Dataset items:
-*-*-

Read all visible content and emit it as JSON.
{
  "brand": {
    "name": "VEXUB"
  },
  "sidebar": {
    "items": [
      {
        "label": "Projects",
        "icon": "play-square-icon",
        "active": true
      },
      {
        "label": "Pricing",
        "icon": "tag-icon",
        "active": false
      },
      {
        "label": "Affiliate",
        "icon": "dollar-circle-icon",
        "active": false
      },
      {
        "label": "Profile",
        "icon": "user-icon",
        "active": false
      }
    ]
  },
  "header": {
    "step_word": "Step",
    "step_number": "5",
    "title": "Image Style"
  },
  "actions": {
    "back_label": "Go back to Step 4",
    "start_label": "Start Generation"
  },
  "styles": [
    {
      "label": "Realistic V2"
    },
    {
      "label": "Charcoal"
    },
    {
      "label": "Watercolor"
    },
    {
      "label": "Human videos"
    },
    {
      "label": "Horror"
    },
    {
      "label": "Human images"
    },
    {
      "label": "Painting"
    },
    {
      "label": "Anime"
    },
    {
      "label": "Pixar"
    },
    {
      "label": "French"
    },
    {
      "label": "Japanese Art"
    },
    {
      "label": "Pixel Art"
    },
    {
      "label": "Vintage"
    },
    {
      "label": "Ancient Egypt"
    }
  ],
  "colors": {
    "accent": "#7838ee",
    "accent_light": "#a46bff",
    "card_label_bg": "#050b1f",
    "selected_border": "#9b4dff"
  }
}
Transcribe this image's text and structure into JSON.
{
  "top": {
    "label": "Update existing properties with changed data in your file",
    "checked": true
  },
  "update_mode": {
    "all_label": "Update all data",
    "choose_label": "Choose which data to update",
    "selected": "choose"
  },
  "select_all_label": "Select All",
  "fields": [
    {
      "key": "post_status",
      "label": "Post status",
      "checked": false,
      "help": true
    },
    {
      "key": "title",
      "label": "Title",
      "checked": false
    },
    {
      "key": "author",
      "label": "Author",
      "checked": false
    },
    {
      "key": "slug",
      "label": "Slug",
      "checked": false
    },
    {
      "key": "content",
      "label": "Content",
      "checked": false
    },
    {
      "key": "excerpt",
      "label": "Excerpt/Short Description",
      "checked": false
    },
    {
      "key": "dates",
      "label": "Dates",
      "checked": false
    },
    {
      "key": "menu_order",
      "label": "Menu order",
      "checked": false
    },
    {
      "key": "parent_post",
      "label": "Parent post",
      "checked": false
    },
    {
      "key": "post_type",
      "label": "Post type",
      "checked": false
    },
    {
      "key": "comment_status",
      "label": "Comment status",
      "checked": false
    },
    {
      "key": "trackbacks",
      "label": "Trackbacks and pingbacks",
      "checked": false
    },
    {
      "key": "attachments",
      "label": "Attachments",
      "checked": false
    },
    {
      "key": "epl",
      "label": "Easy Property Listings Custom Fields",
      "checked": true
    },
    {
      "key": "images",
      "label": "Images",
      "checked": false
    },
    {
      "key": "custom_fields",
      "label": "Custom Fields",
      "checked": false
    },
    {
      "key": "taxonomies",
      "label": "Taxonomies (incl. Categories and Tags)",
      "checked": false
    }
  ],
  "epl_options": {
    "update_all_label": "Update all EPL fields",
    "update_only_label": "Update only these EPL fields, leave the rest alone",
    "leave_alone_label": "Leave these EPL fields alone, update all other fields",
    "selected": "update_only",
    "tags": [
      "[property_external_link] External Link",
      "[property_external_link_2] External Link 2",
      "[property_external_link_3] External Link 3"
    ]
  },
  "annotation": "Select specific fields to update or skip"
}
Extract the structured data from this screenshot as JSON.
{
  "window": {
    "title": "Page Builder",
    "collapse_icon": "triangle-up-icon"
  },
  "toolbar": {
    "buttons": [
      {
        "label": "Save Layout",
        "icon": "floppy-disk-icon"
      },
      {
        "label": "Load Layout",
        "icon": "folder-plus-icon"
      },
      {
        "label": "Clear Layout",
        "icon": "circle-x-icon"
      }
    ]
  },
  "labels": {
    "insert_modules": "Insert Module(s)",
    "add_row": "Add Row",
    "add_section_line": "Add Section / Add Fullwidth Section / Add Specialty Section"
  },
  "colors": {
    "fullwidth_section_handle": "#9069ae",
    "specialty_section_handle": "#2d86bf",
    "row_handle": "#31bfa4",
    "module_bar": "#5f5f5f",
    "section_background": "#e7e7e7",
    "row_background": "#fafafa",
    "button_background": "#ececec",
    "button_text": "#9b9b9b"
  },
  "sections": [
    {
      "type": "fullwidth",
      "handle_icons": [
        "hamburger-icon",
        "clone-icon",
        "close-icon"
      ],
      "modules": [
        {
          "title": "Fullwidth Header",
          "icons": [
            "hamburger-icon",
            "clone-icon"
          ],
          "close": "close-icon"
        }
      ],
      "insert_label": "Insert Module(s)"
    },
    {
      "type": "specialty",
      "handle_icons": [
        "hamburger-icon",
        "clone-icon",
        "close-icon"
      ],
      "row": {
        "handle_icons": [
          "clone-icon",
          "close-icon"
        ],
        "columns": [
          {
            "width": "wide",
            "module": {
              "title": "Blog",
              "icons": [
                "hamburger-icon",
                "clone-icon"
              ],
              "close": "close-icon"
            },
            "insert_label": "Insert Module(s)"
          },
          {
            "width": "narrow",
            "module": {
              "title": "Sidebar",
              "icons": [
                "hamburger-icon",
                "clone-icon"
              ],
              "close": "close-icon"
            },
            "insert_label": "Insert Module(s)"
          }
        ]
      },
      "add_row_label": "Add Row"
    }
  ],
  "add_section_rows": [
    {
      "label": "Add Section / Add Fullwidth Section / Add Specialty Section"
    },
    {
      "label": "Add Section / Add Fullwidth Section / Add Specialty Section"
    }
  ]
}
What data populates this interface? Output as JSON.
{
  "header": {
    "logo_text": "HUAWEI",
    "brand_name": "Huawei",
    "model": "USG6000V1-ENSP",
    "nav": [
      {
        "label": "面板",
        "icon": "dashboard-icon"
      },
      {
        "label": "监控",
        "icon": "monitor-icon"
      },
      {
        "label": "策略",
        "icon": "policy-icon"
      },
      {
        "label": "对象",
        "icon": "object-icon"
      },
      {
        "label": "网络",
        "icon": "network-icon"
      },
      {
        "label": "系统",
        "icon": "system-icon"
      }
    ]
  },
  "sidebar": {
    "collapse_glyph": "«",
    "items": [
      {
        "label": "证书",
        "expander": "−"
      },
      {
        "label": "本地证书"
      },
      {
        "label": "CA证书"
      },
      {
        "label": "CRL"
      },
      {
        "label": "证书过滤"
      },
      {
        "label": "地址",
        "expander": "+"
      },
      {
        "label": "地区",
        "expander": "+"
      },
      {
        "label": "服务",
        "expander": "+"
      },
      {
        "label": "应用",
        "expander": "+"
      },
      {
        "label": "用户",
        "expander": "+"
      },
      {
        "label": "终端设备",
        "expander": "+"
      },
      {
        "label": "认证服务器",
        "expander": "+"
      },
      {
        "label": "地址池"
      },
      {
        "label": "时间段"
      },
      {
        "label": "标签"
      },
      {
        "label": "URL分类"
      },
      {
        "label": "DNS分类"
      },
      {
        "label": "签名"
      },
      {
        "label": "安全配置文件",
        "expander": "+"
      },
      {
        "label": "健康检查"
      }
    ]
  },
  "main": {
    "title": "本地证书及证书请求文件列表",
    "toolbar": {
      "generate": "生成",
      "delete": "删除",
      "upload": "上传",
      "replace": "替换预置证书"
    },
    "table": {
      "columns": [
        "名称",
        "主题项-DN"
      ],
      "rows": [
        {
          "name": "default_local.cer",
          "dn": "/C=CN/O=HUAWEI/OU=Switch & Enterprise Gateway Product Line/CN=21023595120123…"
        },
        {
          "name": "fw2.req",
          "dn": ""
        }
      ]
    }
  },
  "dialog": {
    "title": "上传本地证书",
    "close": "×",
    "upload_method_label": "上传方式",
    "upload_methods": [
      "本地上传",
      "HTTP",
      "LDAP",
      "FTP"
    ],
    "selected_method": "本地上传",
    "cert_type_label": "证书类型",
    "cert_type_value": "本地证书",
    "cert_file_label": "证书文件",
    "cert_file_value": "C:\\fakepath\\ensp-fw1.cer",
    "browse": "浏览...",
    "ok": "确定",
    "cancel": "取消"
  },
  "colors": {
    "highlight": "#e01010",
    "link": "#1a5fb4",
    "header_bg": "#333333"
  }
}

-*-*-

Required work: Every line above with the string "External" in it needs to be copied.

Solution for this exercise:
      "[property_external_link] External Link",
      "[property_external_link_2] External Link 2",
      "[property_external_link_3] External Link 3"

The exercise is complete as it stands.